## Data about app and page elements

-- Opening Marker --

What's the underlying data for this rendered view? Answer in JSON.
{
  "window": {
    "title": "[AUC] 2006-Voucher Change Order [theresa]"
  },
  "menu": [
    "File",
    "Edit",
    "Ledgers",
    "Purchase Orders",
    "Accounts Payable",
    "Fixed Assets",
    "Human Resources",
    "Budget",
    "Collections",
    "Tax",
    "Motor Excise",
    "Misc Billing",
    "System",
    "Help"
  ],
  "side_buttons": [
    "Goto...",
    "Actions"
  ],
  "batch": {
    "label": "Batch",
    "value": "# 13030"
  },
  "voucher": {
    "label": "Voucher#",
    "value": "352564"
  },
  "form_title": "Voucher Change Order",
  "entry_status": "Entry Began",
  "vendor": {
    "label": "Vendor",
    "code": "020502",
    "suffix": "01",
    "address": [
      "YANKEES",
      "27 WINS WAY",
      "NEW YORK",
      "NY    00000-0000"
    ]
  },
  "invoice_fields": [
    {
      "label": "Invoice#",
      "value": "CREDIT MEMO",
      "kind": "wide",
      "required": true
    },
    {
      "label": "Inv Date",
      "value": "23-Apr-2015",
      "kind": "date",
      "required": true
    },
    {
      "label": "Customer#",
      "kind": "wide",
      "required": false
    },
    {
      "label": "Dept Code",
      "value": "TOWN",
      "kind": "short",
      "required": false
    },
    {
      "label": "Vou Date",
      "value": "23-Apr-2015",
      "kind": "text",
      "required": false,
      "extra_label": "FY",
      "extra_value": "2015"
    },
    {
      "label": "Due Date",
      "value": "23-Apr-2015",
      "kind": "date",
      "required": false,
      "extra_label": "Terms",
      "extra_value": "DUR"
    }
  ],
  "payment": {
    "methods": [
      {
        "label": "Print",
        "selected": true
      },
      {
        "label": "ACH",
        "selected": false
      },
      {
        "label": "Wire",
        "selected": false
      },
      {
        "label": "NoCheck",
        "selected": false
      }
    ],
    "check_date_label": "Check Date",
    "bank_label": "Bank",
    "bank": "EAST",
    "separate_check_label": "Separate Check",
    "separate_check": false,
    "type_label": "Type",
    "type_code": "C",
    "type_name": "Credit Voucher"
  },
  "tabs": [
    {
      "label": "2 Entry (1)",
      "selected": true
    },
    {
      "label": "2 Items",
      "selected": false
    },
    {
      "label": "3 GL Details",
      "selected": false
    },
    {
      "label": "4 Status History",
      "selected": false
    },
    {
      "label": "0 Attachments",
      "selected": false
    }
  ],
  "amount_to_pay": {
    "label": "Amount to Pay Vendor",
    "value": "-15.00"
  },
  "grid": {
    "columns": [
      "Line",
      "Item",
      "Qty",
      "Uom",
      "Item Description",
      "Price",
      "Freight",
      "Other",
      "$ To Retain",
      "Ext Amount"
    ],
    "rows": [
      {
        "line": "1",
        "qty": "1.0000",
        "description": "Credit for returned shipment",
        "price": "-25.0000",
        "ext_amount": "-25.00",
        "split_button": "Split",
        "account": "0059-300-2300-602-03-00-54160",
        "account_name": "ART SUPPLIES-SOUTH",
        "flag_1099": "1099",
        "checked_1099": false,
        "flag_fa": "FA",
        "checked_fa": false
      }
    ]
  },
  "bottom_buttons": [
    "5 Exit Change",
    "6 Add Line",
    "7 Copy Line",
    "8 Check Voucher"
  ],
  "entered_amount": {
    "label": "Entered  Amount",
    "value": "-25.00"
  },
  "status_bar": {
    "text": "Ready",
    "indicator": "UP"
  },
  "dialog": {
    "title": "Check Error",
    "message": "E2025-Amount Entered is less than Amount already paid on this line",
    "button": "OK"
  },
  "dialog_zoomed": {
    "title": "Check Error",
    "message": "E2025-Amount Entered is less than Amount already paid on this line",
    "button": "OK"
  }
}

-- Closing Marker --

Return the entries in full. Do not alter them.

What's the underlying data for this rendered view? Answer in JSON.
{
  "window": {
    "title": "[AUC] 2006-Voucher Change Order [theresa]"
  },
  "menu": [
    "File",
    "Edit",
    "Ledgers",
    "Purchase Orders",
    "Accounts Payable",
    "Fixed Assets",
    "Human Resources",
    "Budget",
    "Collections",
    "Tax",
    "Motor Excise",
    "Misc Billing",
    "System",
    "Help"
  ],
  "side_buttons": [
    "Goto...",
    "Actions"
  ],
  "batch": {
    "label": "Batch",
    "value": "# 13030"
  },
  "voucher": {
    "label": "Voucher#",
    "value": "352564"
  },
  "form_title": "Voucher Change Order",
  "entry_status": "Entry Began",
  "vendor": {
    "label": "Vendor",
    "code": "020502",
    "suffix": "01",
    "address": [
      "YANKEES",
      "27 WINS WAY",
      "NEW YORK",
      "NY    00000-0000"
    ]
  },
  "invoice_fields": [
    {
      "label": "Invoice#",
      "value": "CREDIT MEMO",
      "kind": "wide",
      "required": true
    },
    {
      "label": "Inv Date",
      "value": "23-Apr-2015",
      "kind": "date",
      "required": true
    },
    {
      "label": "Customer#",
      "kind": "wide",
      "required": false
    },
    {
      "label": "Dept Code",
      "value": "TOWN",
      "kind": "short",
      "required": false
    },
    {
      "label": "Vou Date",
      "value": "23-Apr-2015",
      "kind": "text",
      "required": false,
      "extra_label": "FY",
      "extra_value": "2015"
    },
    {
      "label": "Due Date",
      "value": "23-Apr-2015",
      "kind": "date",
      "required": false,
      "extra_label": "Terms",
      "extra_value": "DUR"
    }
  ],
  "payment": {
    "methods": [
      {
        "label": "Print",
        "selected": true
      },
      {
        "label": "ACH",
        "selected": false
      },
      {
        "label": "Wire",
        "selected": false
      },
      {
        "label": "NoCheck",
        "selected": false
      }
    ],
    "check_date_label": "Check Date",
    "bank_label": "Bank",
    "bank": "EAST",
    "separate_check_label": "Separate Check",
    "separate_check": false,
    "type_label": "Type",
    "type_code": "C",
    "type_name": "Credit Voucher"
  },
  "tabs": [
    {
      "label": "2 Entry (1)",
      "selected": true
    },
    {
      "label": "2 Items",
      "selected": false
    },
    {
      "label": "3 GL Details",
      "selected": false
    },
    {
      "label": "4 Status History",
      "selected": false
    },
    {
      "label": "0 Attachments",
      "selected": false
    }
  ],
  "amount_to_pay": {
    "label": "Amount to Pay Vendor",
    "value": "-15.00"
  },
  "grid": {
    "columns": [
      "Line",
      "Item",
      "Qty",
      "Uom",
      "Item Description",
      "Price",
      "Freight",
      "Other",
      "$ To Retain",
      "Ext Amount"
    ],
    "rows": [
      {
        "line": "1",
        "qty": "1.0000",
        "description": "Credit for returned shipment",
        "price": "-25.0000",
        "ext_amount": "-25.00",
        "split_button": "Split",
        "account": "0059-300-2300-602-03-00-54160",
        "account_name": "ART SUPPLIES-SOUTH",
        "flag_1099": "1099",
        "checked_1099": false,
        "flag_fa": "FA",
        "checked_fa": false
      }
    ]
  },
  "bottom_buttons": [
    "5 Exit Change",
    "6 Add Line",
    "7 Copy Line",
    "8 Check Voucher"
  ],
  "entered_amount": {
    "label": "Entered  Amount",
    "value": "-25.00"
  },
  "status_bar": {
    "text": "Ready",
    "indicator": "UP"
  },
  "dialog": {
    "title": "Check Error",
    "message": "E2025-Amount Entered is less than Amount already paid on this line",
    "button": "OK"
  },
  "dialog_zoomed": {
    "title": "Check Error",
    "message": "E2025-Amount Entered is less than Amount already paid on this line",
    "button": "OK"
  }
}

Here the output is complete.